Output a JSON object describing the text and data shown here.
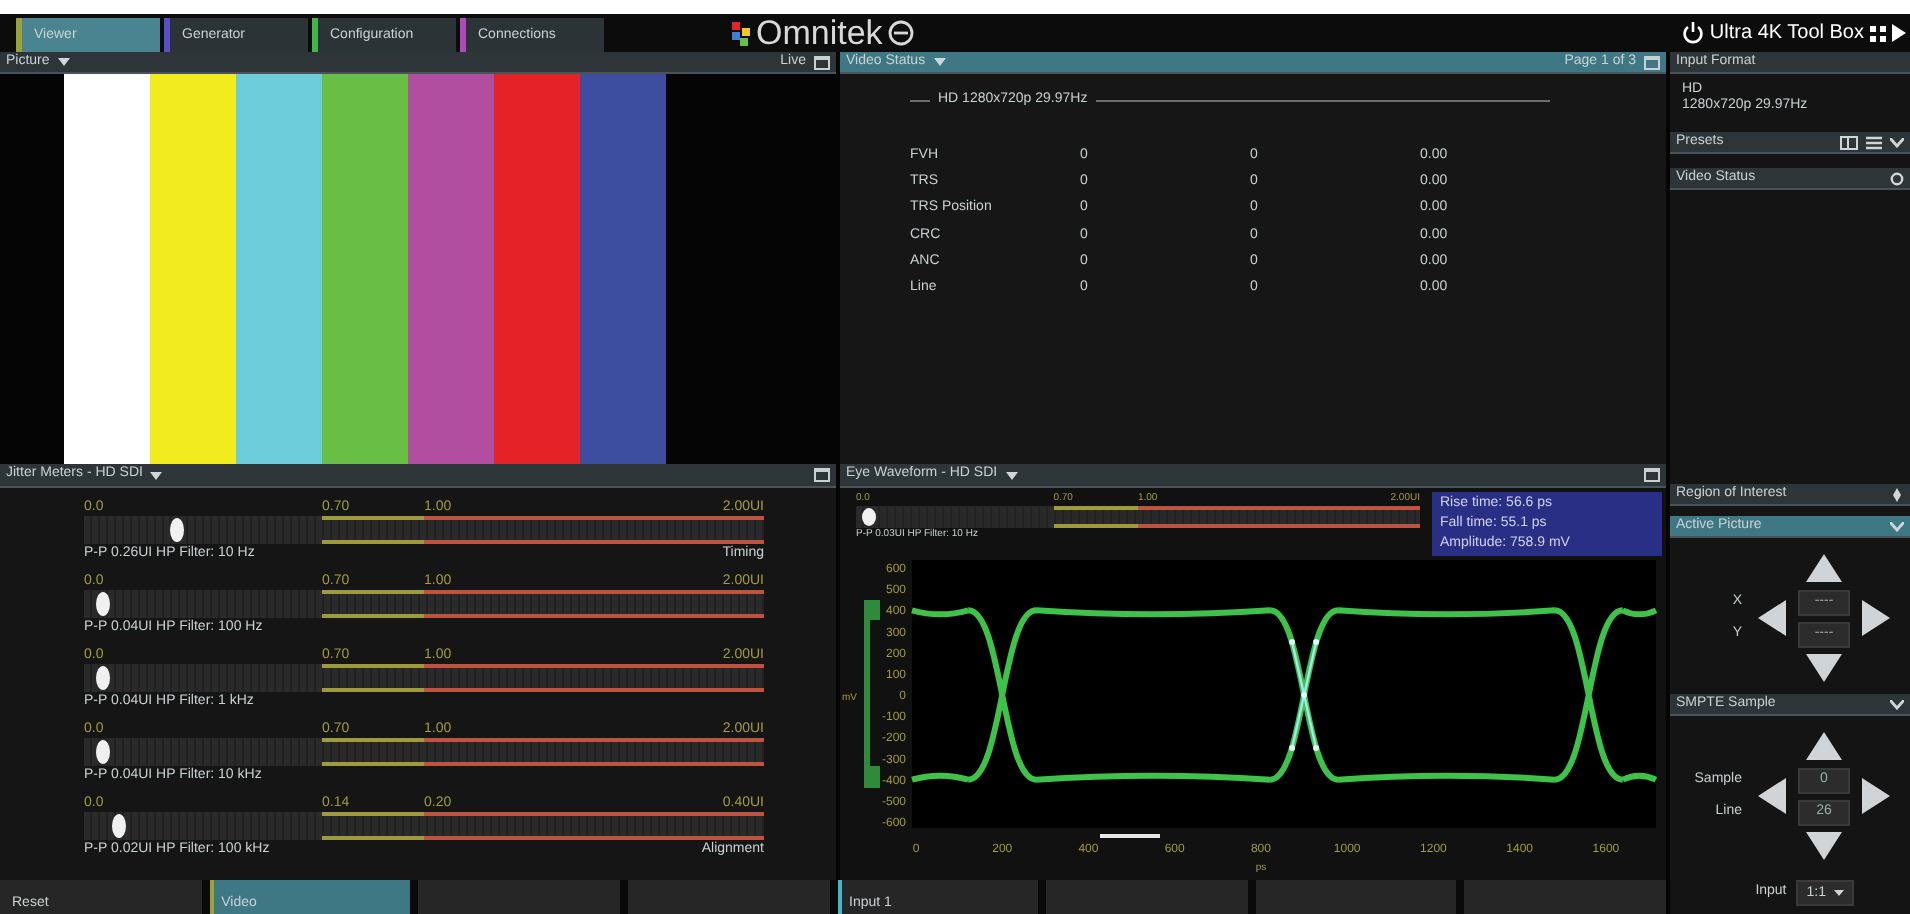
{
  "tabs": [
    {
      "label": "Viewer",
      "selected": true,
      "color": "#9aa23c"
    },
    {
      "label": "Generator",
      "selected": false,
      "color": "#5a4fc8"
    },
    {
      "label": "Configuration",
      "selected": false,
      "color": "#3fb54a"
    },
    {
      "label": "Connections",
      "selected": false,
      "color": "#b04ab8"
    }
  ],
  "logo": {
    "text": "Omnitek"
  },
  "product": {
    "title": "Ultra 4K Tool Box"
  },
  "picture_panel": {
    "title": "Picture",
    "status": "Live",
    "bars": [
      {
        "color": "#ffffff"
      },
      {
        "color": "#f2ec1e"
      },
      {
        "color": "#6cccd9"
      },
      {
        "color": "#69be46"
      },
      {
        "color": "#b24ea0"
      },
      {
        "color": "#e42228"
      },
      {
        "color": "#3d4ea0"
      }
    ]
  },
  "video_status": {
    "title": "Video Status",
    "page": "Page 1 of 3",
    "format": "HD 1280x720p 29.97Hz",
    "rows": [
      {
        "name": "FVH",
        "values": [
          "0",
          "0",
          "0.00"
        ]
      },
      {
        "name": "TRS",
        "values": [
          "0",
          "0",
          "0.00"
        ]
      },
      {
        "name": "TRS Position",
        "values": [
          "0",
          "0",
          "0.00"
        ]
      },
      {
        "name": "CRC",
        "values": [
          "0",
          "0",
          "0.00"
        ]
      },
      {
        "name": "ANC",
        "values": [
          "0",
          "0",
          "0.00"
        ]
      },
      {
        "name": "Line",
        "values": [
          "0",
          "0",
          "0.00"
        ]
      }
    ]
  },
  "jitter_meters": {
    "title": "Jitter Meters - HD SDI",
    "meters": [
      {
        "scale": [
          "0.0",
          "0.70",
          "1.00",
          "2.00UI"
        ],
        "level": 0.135,
        "caption": "P-P 0.26UI HP Filter: 10 Hz",
        "mode": "Timing"
      },
      {
        "scale": [
          "0.0",
          "0.70",
          "1.00",
          "2.00UI"
        ],
        "level": 0.025,
        "caption": "P-P 0.04UI HP Filter: 100 Hz"
      },
      {
        "scale": [
          "0.0",
          "0.70",
          "1.00",
          "2.00UI"
        ],
        "level": 0.025,
        "caption": "P-P 0.04UI HP Filter: 1 kHz"
      },
      {
        "scale": [
          "0.0",
          "0.70",
          "1.00",
          "2.00UI"
        ],
        "level": 0.025,
        "caption": "P-P 0.04UI HP Filter: 10 kHz"
      },
      {
        "scale": [
          "0.0",
          "0.14",
          "0.20",
          "0.40UI"
        ],
        "level": 0.05,
        "caption": "P-P 0.02UI HP Filter: 100 kHz",
        "mode": "Alignment"
      }
    ]
  },
  "eye_waveform": {
    "title": "Eye Waveform - HD SDI",
    "meter": {
      "scale": [
        "0.0",
        "0.70",
        "1.00",
        "2.00UI"
      ],
      "level": 0.02,
      "caption": "P-P 0.03UI HP Filter: 10 Hz"
    },
    "measurements": [
      "Rise time: 56.6 ps",
      "Fall time: 55.1 ps",
      "Amplitude: 758.9 mV"
    ],
    "y_unit": "mV",
    "y_ticks": [
      "600",
      "500",
      "400",
      "300",
      "200",
      "100",
      "0",
      "-100",
      "-200",
      "-300",
      "-400",
      "-500",
      "-600"
    ],
    "x_unit": "ps",
    "x_ticks": [
      "0",
      "200",
      "400",
      "600",
      "800",
      "1000",
      "1200",
      "1400",
      "1600"
    ]
  },
  "bottom_buttons": [
    {
      "label": "Reset",
      "selected": false
    },
    {
      "label": "Video",
      "selected": true,
      "color": "#9aa23c"
    },
    {
      "selected": false
    },
    {
      "selected": false
    },
    {
      "label": "Input 1",
      "selected": false,
      "color": "#3fb6c4"
    },
    {
      "selected": false
    },
    {
      "selected": false
    },
    {
      "selected": false
    }
  ],
  "sidebar": {
    "input_format": {
      "title": "Input Format",
      "lines": [
        "HD",
        "1280x720p 29.97Hz"
      ]
    },
    "presets": {
      "title": "Presets"
    },
    "video_status": {
      "title": "Video Status"
    },
    "region": {
      "title": "Region of Interest",
      "selected": false
    },
    "active_picture": {
      "title": "Active Picture",
      "selected": true,
      "expanded": true,
      "fields": [
        {
          "label": "X",
          "value": "----"
        },
        {
          "label": "Y",
          "value": "----"
        }
      ]
    },
    "smpte_sample": {
      "title": "SMPTE Sample",
      "selected": false,
      "expanded": true,
      "fields": [
        {
          "label": "Sample",
          "value": "0"
        },
        {
          "label": "Line",
          "value": "26"
        }
      ]
    },
    "input": {
      "label": "Input",
      "value": "1:1"
    }
  }
}
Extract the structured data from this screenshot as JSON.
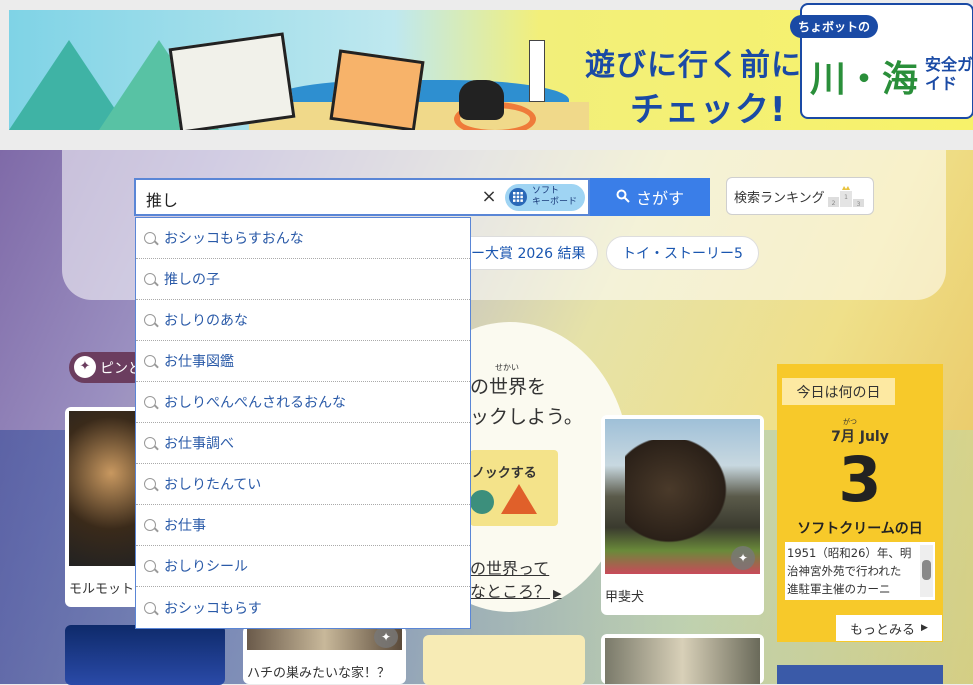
{
  "banner": {
    "copy_line1": "遊びに行く前に",
    "copy_line2": "チェック!",
    "guide_tag": "ちょボットの",
    "guide_title": "川・海",
    "guide_sub": "安全ガイド"
  },
  "search": {
    "query": "推し",
    "clear_icon": "×",
    "keyboard_label": "ソフト\nキーボード",
    "submit_label": "さがす",
    "ranking_label": "検索ランキング",
    "ranking_podium": [
      "2",
      "1",
      "3"
    ]
  },
  "suggestions": [
    "おシッコもらすおんな",
    "推しの子",
    "おしりのあな",
    "お仕事図鑑",
    "おしりぺんぺんされるおんな",
    "お仕事調べ",
    "おしりたんてい",
    "お仕事",
    "おしりシール",
    "おシッコもらす"
  ],
  "chips": [
    "ー大賞 2026 結果",
    "トイ・ストーリー5"
  ],
  "pin": {
    "label": "ピンど"
  },
  "feature": {
    "ruby": "せかい",
    "line1": "の世界を",
    "line2": "ックしよう。",
    "knock_label": "ノックする",
    "link1": "の世界って",
    "link2": "なところ？"
  },
  "cards": {
    "mormot_caption": "モルモット",
    "dog_caption": "甲斐犬",
    "b2_caption": "ハチの巣みたいな家！？"
  },
  "today": {
    "header": "今日は何の日",
    "ruby": "がつ",
    "month": "7月 July",
    "day": "3",
    "title": "ソフトクリームの日",
    "description": "1951（昭和26）年、明治神宮外苑で行われた進駐軍主催のカーニ",
    "more_label": "もっとみる"
  },
  "colors": {
    "accent": "#3a7ee8",
    "link": "#2a5aa8",
    "today_bg": "#f7c92a"
  }
}
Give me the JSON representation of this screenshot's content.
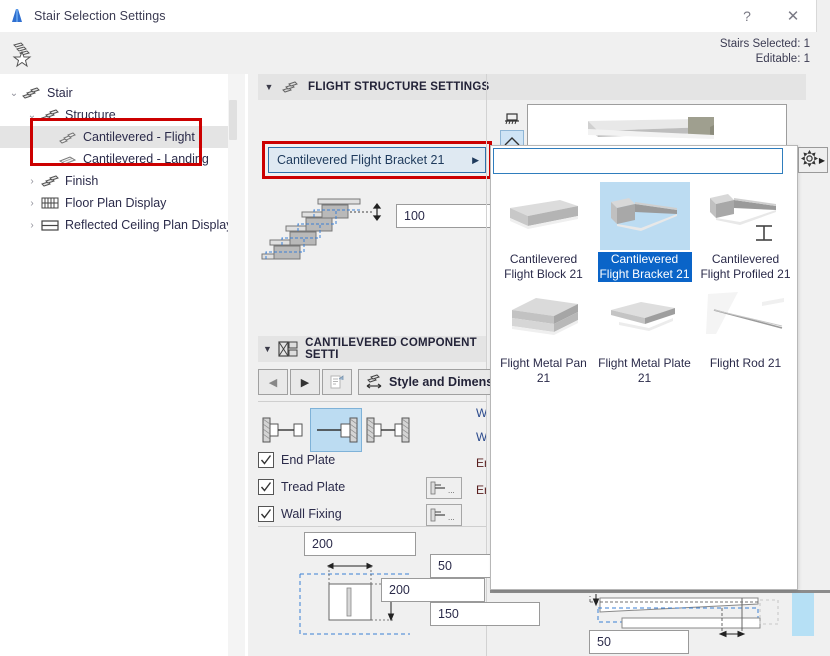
{
  "window": {
    "title": "Stair Selection Settings",
    "app_icon": "stair-app-icon",
    "help_label": "?",
    "close_label": "✕"
  },
  "subtoolbar": {
    "favorites_icon": "favorites-star-icon",
    "stairs_selected_label": "Stairs Selected: 1",
    "editable_label": "Editable: 1"
  },
  "sidebar": {
    "items": [
      {
        "label": "Stair",
        "icon": "stair-icon",
        "level": 0,
        "twisty": "⌄",
        "expanded": true,
        "selected": false
      },
      {
        "label": "Structure",
        "icon": "structure-icon",
        "level": 1,
        "twisty": "⌄",
        "expanded": true,
        "selected": false
      },
      {
        "label": "Cantilevered - Flight",
        "icon": "cantilevered-flight-icon",
        "level": 2,
        "twisty": "",
        "expanded": false,
        "selected": true
      },
      {
        "label": "Cantilevered - Landing",
        "icon": "cantilevered-landing-icon",
        "level": 2,
        "twisty": "",
        "expanded": false,
        "selected": false
      },
      {
        "label": "Finish",
        "icon": "finish-icon",
        "level": 1,
        "twisty": "›",
        "expanded": false,
        "selected": false
      },
      {
        "label": "Floor Plan Display",
        "icon": "floor-plan-display-icon",
        "level": 1,
        "twisty": "›",
        "expanded": false,
        "selected": false
      },
      {
        "label": "Reflected Ceiling Plan Display",
        "icon": "reflected-ceiling-plan-icon",
        "level": 1,
        "twisty": "›",
        "expanded": false,
        "selected": false
      }
    ]
  },
  "flight_structure": {
    "header": "FLIGHT STRUCTURE SETTINGS",
    "header_icon": "flight-structure-icon",
    "caret": "▼",
    "structure_combo_value": "Cantilevered Flight Bracket 21",
    "combo_arrow": "▶",
    "offset_value": "100",
    "stair_diagram": "cantilevered-stair-profile-diagram"
  },
  "picker_popup": {
    "search_value": "",
    "search_placeholder": "",
    "gear_icon": "gear-icon",
    "gear_arrow": "▶",
    "items": [
      {
        "label": "Cantilevered Flight Block 21",
        "thumb": "flight-block-thumb",
        "selected": false
      },
      {
        "label": "Cantilevered Flight Bracket 21",
        "thumb": "flight-bracket-thumb",
        "selected": true
      },
      {
        "label": "Cantilevered Flight Profiled 21",
        "thumb": "flight-profiled-thumb",
        "selected": false
      },
      {
        "label": "Flight Metal Pan 21",
        "thumb": "flight-metal-pan-thumb",
        "selected": false
      },
      {
        "label": "Flight Metal Plate 21",
        "thumb": "flight-metal-plate-thumb",
        "selected": false
      },
      {
        "label": "Flight Rod 21",
        "thumb": "flight-rod-thumb",
        "selected": false
      }
    ]
  },
  "preview": {
    "model_thumb": "bracket-3d-preview",
    "view_icons": [
      {
        "name": "3d-view-icon",
        "active": false
      },
      {
        "name": "section-view-icon",
        "active": true
      }
    ]
  },
  "component_settings": {
    "header": "CANTILEVERED COMPONENT SETTI",
    "header_icon": "component-settings-icon",
    "caret": "▼",
    "nav_prev": "◀",
    "nav_next": "▶",
    "nav_edit_icon": "edit-document-icon",
    "style_button_label": "Style and Dimensions.",
    "style_button_icon": "style-dimensions-icon",
    "structure_options": [
      {
        "name": "bracket-both-ends-icon",
        "selected": false
      },
      {
        "name": "bracket-right-fixed-icon",
        "selected": true
      },
      {
        "name": "bracket-spanning-icon",
        "selected": false
      }
    ],
    "checkboxes": [
      {
        "label": "End Plate",
        "checked": true,
        "has_button": false
      },
      {
        "label": "Tread Plate",
        "checked": true,
        "has_button": true,
        "button_icon": "tread-plate-settings-icon"
      },
      {
        "label": "Wall Fixing",
        "checked": true,
        "has_button": true,
        "button_icon": "wall-fixing-settings-icon"
      }
    ],
    "truncated_labels": [
      "W",
      "W",
      "En",
      "En"
    ]
  },
  "dimensions": {
    "fields": [
      {
        "name": "bracket-width-field",
        "value": "200"
      },
      {
        "name": "bracket-thickness-field",
        "value": "50"
      },
      {
        "name": "bracket-height-field",
        "value": "200"
      },
      {
        "name": "bracket-depth-field",
        "value": "150"
      },
      {
        "name": "plate-thickness-field",
        "value": "50"
      }
    ],
    "diagram_left": "bracket-section-diagram",
    "diagram_right": "bracket-plan-diagram"
  },
  "colors": {
    "accent_blue": "#0a64c8",
    "highlight_red": "#cc0000",
    "selection_blue": "#bcdcf2",
    "panel_gray": "#f0f0f0",
    "section_header_gray": "#e4e4e4",
    "scrollbar_blue": "#b6e0f5"
  }
}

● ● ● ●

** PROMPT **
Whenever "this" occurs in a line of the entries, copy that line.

** REPLY TO THE TASK **
Extract the structured data from this screenshot as JSON.
Give me the JSON representation of this screenshot's content.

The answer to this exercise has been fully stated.